No fan would ask for Marvel to pick the director of “Bring It On” to bring Ant-Man to life, especially when that man (Peyton Reed) was stepping in for geek-revered auteur Edgar Wright, but it’s clear by how clever “Ant-Man” is that Wright’s story and screenplay work were still influential. With a screenplay from Wright and Joe Cornish revised by Rudd and modern comedy writer/director Adam McKay (“Anchorman”), it’s amazing that “Ant-Man” is a cohesive, exciting action film that’s also funny, rather than just ending up plain silly.
There is a definite limit to the praise that can be heaped onto “Ant-Man,” particularly as it relates to its conventional plot and a few bland characters, but it absolute hits the mark on the entertainment factor in a way no Marvel film has since the original “Avengers” (outside of “Guardians of the Galaxy”). The humor definitely helps, and one prime example of its keen use is when Lang asks Pym why he doesn’t just get the Avengers to do the job. That little bit of self- awareness is good for the tone and rewarding to fans of Marvel films. A scene in which Ant-Man takes on one of the Avengers, though superfluous for the film, is a delightful bridge to the greater universe and serves to put more points in the entertainment column. The tie-ins don’t hinder the film as much as you might expect; Marvel Studios definitely strikes a balance between the ingenuity of Wright’s original concept for this movie and its overbearing necessity to be part of a “phase” of superhero films with bigger objectives.
Ant-Man is a welcome member to the Marvel movie family and he might just even steal some votes as a fan favorite Avenger over time. It’s too bad Marvel doesn’t plan to let him fly solo again between now and the final two-part “Avengers: Infinity War” in 2018-19, but hopefully the reaction to this first installment will change their minds, or maybe they’ve got bigger plans for their tiniest hero than we realize.

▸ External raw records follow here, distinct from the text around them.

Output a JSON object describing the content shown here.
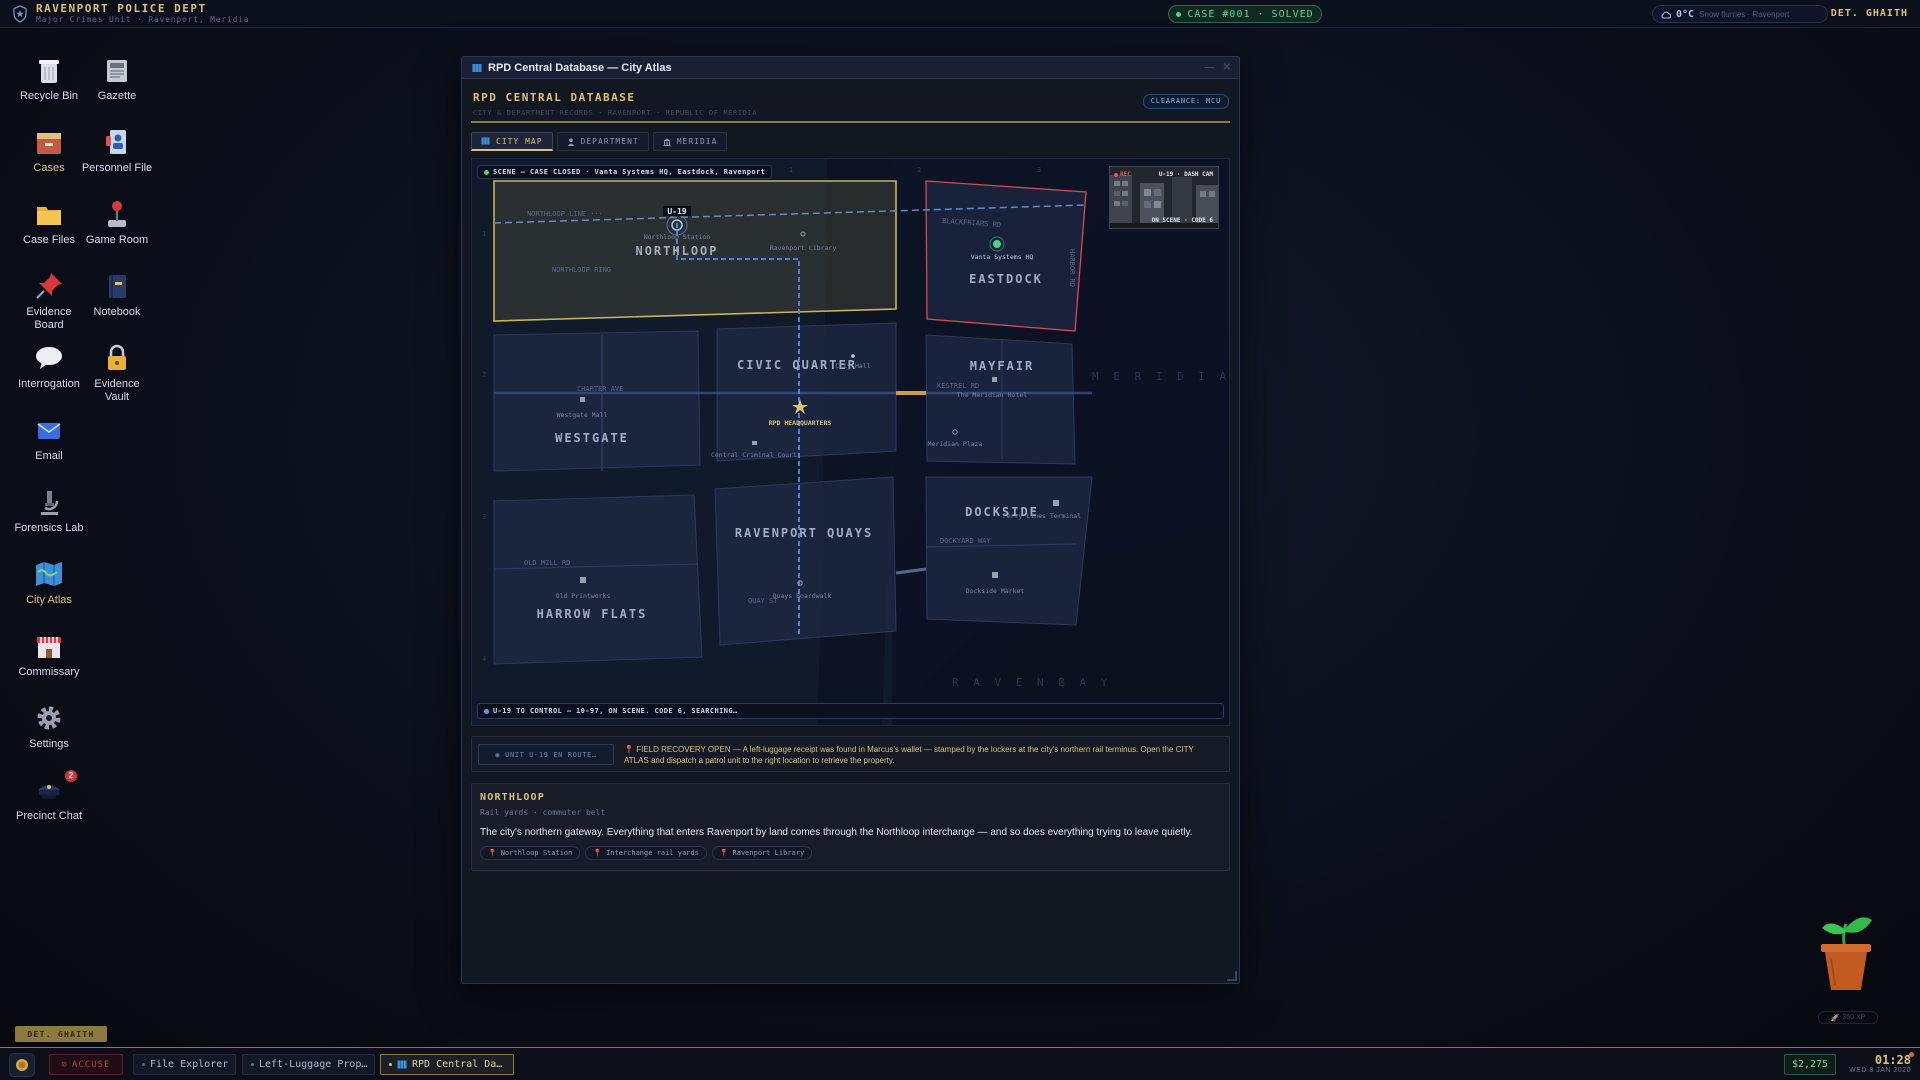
{
  "topbar": {
    "title": "RAVENPORT POLICE DEPT",
    "subtitle": "Major Crimes Unit · Ravenport, Meridia",
    "case_status": "CASE #001 · SOLVED",
    "temperature": "0°C",
    "weather": "Snow flurries · Ravenport",
    "user": "DET. GHAITH"
  },
  "desktop": {
    "icons": [
      {
        "label": "Recycle Bin"
      },
      {
        "label": "Gazette"
      },
      {
        "label": "Cases"
      },
      {
        "label": "Personnel File"
      },
      {
        "label": "Case Files"
      },
      {
        "label": "Game Room"
      },
      {
        "label": "Evidence Board"
      },
      {
        "label": "Notebook"
      },
      {
        "label": "Interrogation"
      },
      {
        "label": "Evidence Vault"
      },
      {
        "label": "Email"
      },
      {
        "label": "Forensics Lab"
      },
      {
        "label": "City Atlas"
      },
      {
        "label": "Commissary"
      },
      {
        "label": "Settings"
      },
      {
        "label": "Precinct Chat",
        "badge": "2"
      }
    ],
    "detective_badge": "DET. GHAITH"
  },
  "window": {
    "title": "RPD Central Database — City Atlas",
    "db_title": "RPD CENTRAL DATABASE",
    "db_subtitle": "CITY & DEPARTMENT RECORDS · RAVENPORT · REPUBLIC OF MERIDIA",
    "clearance": "CLEARANCE: MCU",
    "tabs": [
      {
        "label": "CITY MAP",
        "icon": "map-icon",
        "active": true
      },
      {
        "label": "DEPARTMENT",
        "icon": "person-icon",
        "active": false
      },
      {
        "label": "MERIDIA",
        "icon": "building-icon",
        "active": false
      }
    ]
  },
  "map": {
    "scene_badge": "SCENE — CASE CLOSED · Vanta Systems HQ, Eastdock, Ravenport",
    "dashcam_title": "U-19 · DASH CAM",
    "dashcam_rec": "REC",
    "dashcam_status": "ON SCENE · CODE 6",
    "unit_label": "U-19",
    "status_bar": "U-19 TO CONTROL — 10-97, ON SCENE. CODE 6, SEARCHING…",
    "districts": {
      "northloop": "NORTHLOOP",
      "eastdock": "EASTDOCK",
      "civic_quarter": "CIVIC QUARTER",
      "mayfair": "MAYFAIR",
      "westgate": "WESTGATE",
      "ravenport_quays": "RAVENPORT QUAYS",
      "dockside": "DOCKSIDE",
      "harrow_flats": "HARROW FLATS"
    },
    "streets": {
      "northloop_line": "NORTHLOOP LINE ···",
      "northloop_ring": "NORTHLOOP RING",
      "blackfriars": "BLACKFRIARS RD",
      "harbor": "HARBOR RD",
      "charter_ave": "CHARTER AVE",
      "kestrel_rd": "KESTREL RD",
      "old_mill_rd": "OLD MILL RD",
      "dockyard_way": "DOCKYARD WAY",
      "quay_st": "QUAY ST"
    },
    "places": {
      "northloop_station": "Northloop Station",
      "ravenport_library": "Ravenport Library",
      "vanta_hq": "Vanta Systems HQ",
      "city_hall": "City Hall",
      "rpd_hq": "RPD HEADQUARTERS",
      "central_court": "Central Criminal Court",
      "westgate_mall": "Westgate Mall",
      "meridian_hotel": "The Meridian Hotel",
      "meridian_plaza": "Meridian Plaza",
      "ferry_terminal": "Ferry Lines Terminal",
      "dockside_market": "Dockside Market",
      "old_printworks": "Old Printworks",
      "quays_boardwalk": "Quays Boardwalk"
    },
    "water": {
      "sea": "M E R I D I A N   S E A",
      "bay": "R A V E N   B A Y"
    },
    "grid": {
      "cols": [
        "1",
        "2",
        "3"
      ],
      "rows": [
        "1",
        "2",
        "3",
        "4"
      ]
    }
  },
  "notice": {
    "unit_button": "UNIT U-19 EN ROUTE…",
    "text": "FIELD RECOVERY OPEN — A left-luggage receipt was found in Marcus's wallet — stamped by the lockers at the city's northern rail terminus. Open the CITY ATLAS and dispatch a patrol unit to the right location to retrieve the property."
  },
  "info": {
    "title": "NORTHLOOP",
    "subtitle": "Rail yards · commuter belt",
    "description": "The city's northern gateway. Everything that enters Ravenport by land comes through the Northloop interchange — and so does everything trying to leave quietly.",
    "chips": [
      "Northloop Station",
      "Interchange rail yards",
      "Ravenport Library"
    ]
  },
  "plant_label": "350 XP",
  "taskbar": {
    "accuse": "ACCUSE",
    "tasks": [
      {
        "label": "File Explorer",
        "active": false
      },
      {
        "label": "Left-Luggage Prop…",
        "active": false
      },
      {
        "label": "RPD Central Da…",
        "active": true
      }
    ],
    "money": "$2,275",
    "time": "01:28",
    "date": "WED 8 JAN 2020"
  },
  "colors": {
    "accent_gold": "#d9c27a",
    "solved_green": "#5fd59a",
    "route_blue": "#4a82d8",
    "scene_red": "#d24c52",
    "selected_district": "#c9b35a"
  }
}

Directed by Peyton Reed
Written by Adam McKay and Paul Rudd, Edgar Wright and Joe Cornish
Starring: Paul Rudd, Michael Douglas, Evangeline Lilly, Corey Stoll